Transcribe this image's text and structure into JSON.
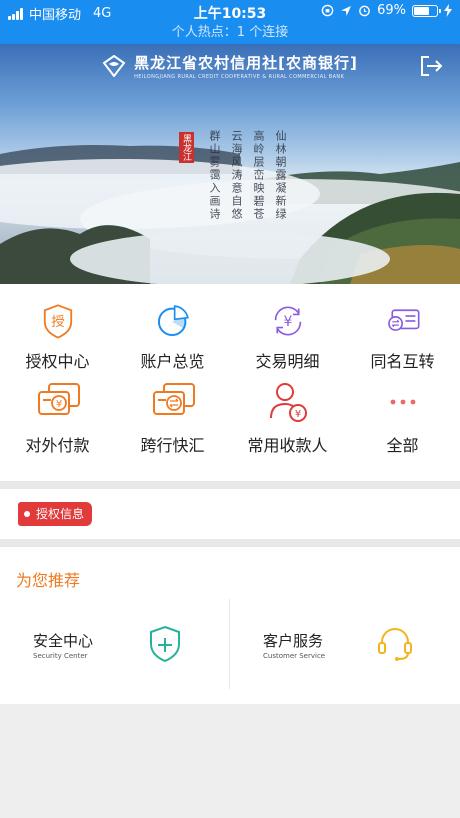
{
  "status_bar": {
    "carrier": "中国移动",
    "network": "4G",
    "time": "上午10:53",
    "battery": "69%",
    "battery_level": 0.69
  },
  "hotspot_text": "个人热点：1 个连接",
  "banner": {
    "bank_name_cn": "黑龙江省农村信用社[农商银行]",
    "bank_name_en": "HEILONGJIANG RURAL CREDIT COOPERATIVE & RURAL COMMERCIAL BANK",
    "logout_icon": "logout-icon",
    "seal_text": "黑龙江",
    "poem_lines": [
      "仙林朝露凝新绿",
      "高岭层峦映碧苍",
      "云海风涛意自悠",
      "群山雾霭入画诗"
    ]
  },
  "quick_functions": [
    {
      "label": "授权中心",
      "icon": "authorize-icon",
      "icon_char": "授",
      "color": "#f07a22"
    },
    {
      "label": "账户总览",
      "icon": "pie-chart-icon",
      "color": "#1a8ef0"
    },
    {
      "label": "交易明细",
      "icon": "yuan-refresh-icon",
      "icon_char": "¥",
      "color": "#8a5ce0"
    },
    {
      "label": "同名互转",
      "icon": "card-transfer-icon",
      "color": "#8a5ce0"
    },
    {
      "label": "对外付款",
      "icon": "card-yuan-icon",
      "icon_char": "¥",
      "color": "#f07a22"
    },
    {
      "label": "跨行快汇",
      "icon": "card-exchange-icon",
      "color": "#f07a22"
    },
    {
      "label": "常用收款人",
      "icon": "payee-icon",
      "icon_char": "¥",
      "color": "#e03a3a"
    },
    {
      "label": "全部",
      "icon": "more-dots-icon",
      "color": "#e66"
    }
  ],
  "auth_info_tag": "授权信息",
  "recommend": {
    "title": "为您推荐",
    "items": [
      {
        "cn": "安全中心",
        "en": "Security Center",
        "icon": "shield-plus-icon",
        "color": "#26b39a"
      },
      {
        "cn": "客户服务",
        "en": "Customer Service",
        "icon": "headset-icon",
        "color": "#f2b51d"
      }
    ]
  }
}
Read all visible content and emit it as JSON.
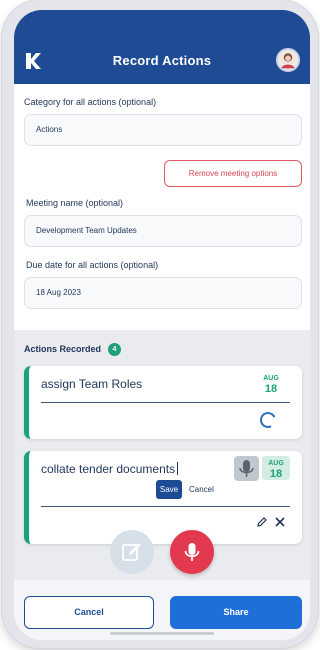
{
  "header": {
    "title": "Record Actions",
    "logo_icon": "k-logo-icon",
    "avatar_icon": "user-avatar-icon"
  },
  "form": {
    "category_label": "Category for all actions (optional)",
    "category_value": "Actions",
    "remove_meeting_label": "Remove meeting options",
    "meeting_name_label": "Meeting name (optional)",
    "meeting_name_value": "Development Team Updates",
    "due_date_label": "Due date for all actions (optional)",
    "due_date_value": "18 Aug 2023"
  },
  "actions": {
    "title": "Actions Recorded",
    "count": "4",
    "items": [
      {
        "text": "assign Team Roles",
        "month": "AUG",
        "day": "18",
        "status_icon": "loading-spinner-icon"
      },
      {
        "text": "collate tender documents",
        "month": "AUG",
        "day": "18",
        "save_label": "Save",
        "cancel_label": "Cancel",
        "edit_icon": "pencil-icon",
        "delete_icon": "close-icon"
      }
    ]
  },
  "fab": {
    "edit_icon": "edit-note-icon",
    "mic_icon": "microphone-icon"
  },
  "footer": {
    "cancel_label": "Cancel",
    "share_label": "Share"
  },
  "colors": {
    "primary": "#1e4b94",
    "accent_green": "#1aa37b",
    "danger": "#e2394f",
    "share_blue": "#1f6fd8"
  }
}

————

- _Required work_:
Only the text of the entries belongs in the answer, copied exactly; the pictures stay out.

- _Output_:
Transcribe this image's text and structure into JSON.
{
  "status_bar": {
    "carrier": "中国移动",
    "network": "4G",
    "time": "上午10:53",
    "battery": "69%",
    "battery_level": 0.69
  },
  "hotspot_text": "个人热点：1 个连接",
  "banner": {
    "bank_name_cn": "黑龙江省农村信用社[农商银行]",
    "bank_name_en": "HEILONGJIANG RURAL CREDIT COOPERATIVE & RURAL COMMERCIAL BANK",
    "logout_icon": "logout-icon",
    "seal_text": "黑龙江",
    "poem_lines": [
      "仙林朝露凝新绿",
      "高岭层峦映碧苍",
      "云海风涛意自悠",
      "群山雾霭入画诗"
    ]
  },
  "quick_functions": [
    {
      "label": "授权中心",
      "icon": "authorize-icon",
      "icon_char": "授",
      "color": "#f07a22"
    },
    {
      "label": "账户总览",
      "icon": "pie-chart-icon",
      "color": "#1a8ef0"
    },
    {
      "label": "交易明细",
      "icon": "yuan-refresh-icon",
      "icon_char": "¥",
      "color": "#8a5ce0"
    },
    {
      "label": "同名互转",
      "icon": "card-transfer-icon",
      "color": "#8a5ce0"
    },
    {
      "label": "对外付款",
      "icon": "card-yuan-icon",
      "icon_char": "¥",
      "color": "#f07a22"
    },
    {
      "label": "跨行快汇",
      "icon": "card-exchange-icon",
      "color": "#f07a22"
    },
    {
      "label": "常用收款人",
      "icon": "payee-icon",
      "icon_char": "¥",
      "color": "#e03a3a"
    },
    {
      "label": "全部",
      "icon": "more-dots-icon",
      "color": "#e66"
    }
  ],
  "auth_info_tag": "授权信息",
  "recommend": {
    "title": "为您推荐",
    "items": [
      {
        "cn": "安全中心",
        "en": "Security Center",
        "icon": "shield-plus-icon",
        "color": "#26b39a"
      },
      {
        "cn": "客户服务",
        "en": "Customer Service",
        "icon": "headset-icon",
        "color": "#f2b51d"
      }
    ]
  }
}
Read all visible content and emit it as JSON.
{
  "header": {
    "title": "Record Actions",
    "logo_icon": "k-logo-icon",
    "avatar_icon": "user-avatar-icon"
  },
  "form": {
    "category_label": "Category for all actions (optional)",
    "category_value": "Actions",
    "remove_meeting_label": "Remove meeting options",
    "meeting_name_label": "Meeting name (optional)",
    "meeting_name_value": "Development Team Updates",
    "due_date_label": "Due date for all actions (optional)",
    "due_date_value": "18 Aug 2023"
  },
  "actions": {
    "title": "Actions Recorded",
    "count": "4",
    "items": [
      {
        "text": "assign Team Roles",
        "month": "AUG",
        "day": "18",
        "status_icon": "loading-spinner-icon"
      },
      {
        "text": "collate tender documents",
        "month": "AUG",
        "day": "18",
        "save_label": "Save",
        "cancel_label": "Cancel",
        "edit_icon": "pencil-icon",
        "delete_icon": "close-icon"
      }
    ]
  },
  "fab": {
    "edit_icon": "edit-note-icon",
    "mic_icon": "microphone-icon"
  },
  "footer": {
    "cancel_label": "Cancel",
    "share_label": "Share"
  },
  "colors": {
    "primary": "#1e4b94",
    "accent_green": "#1aa37b",
    "danger": "#e2394f",
    "share_blue": "#1f6fd8"
  }
}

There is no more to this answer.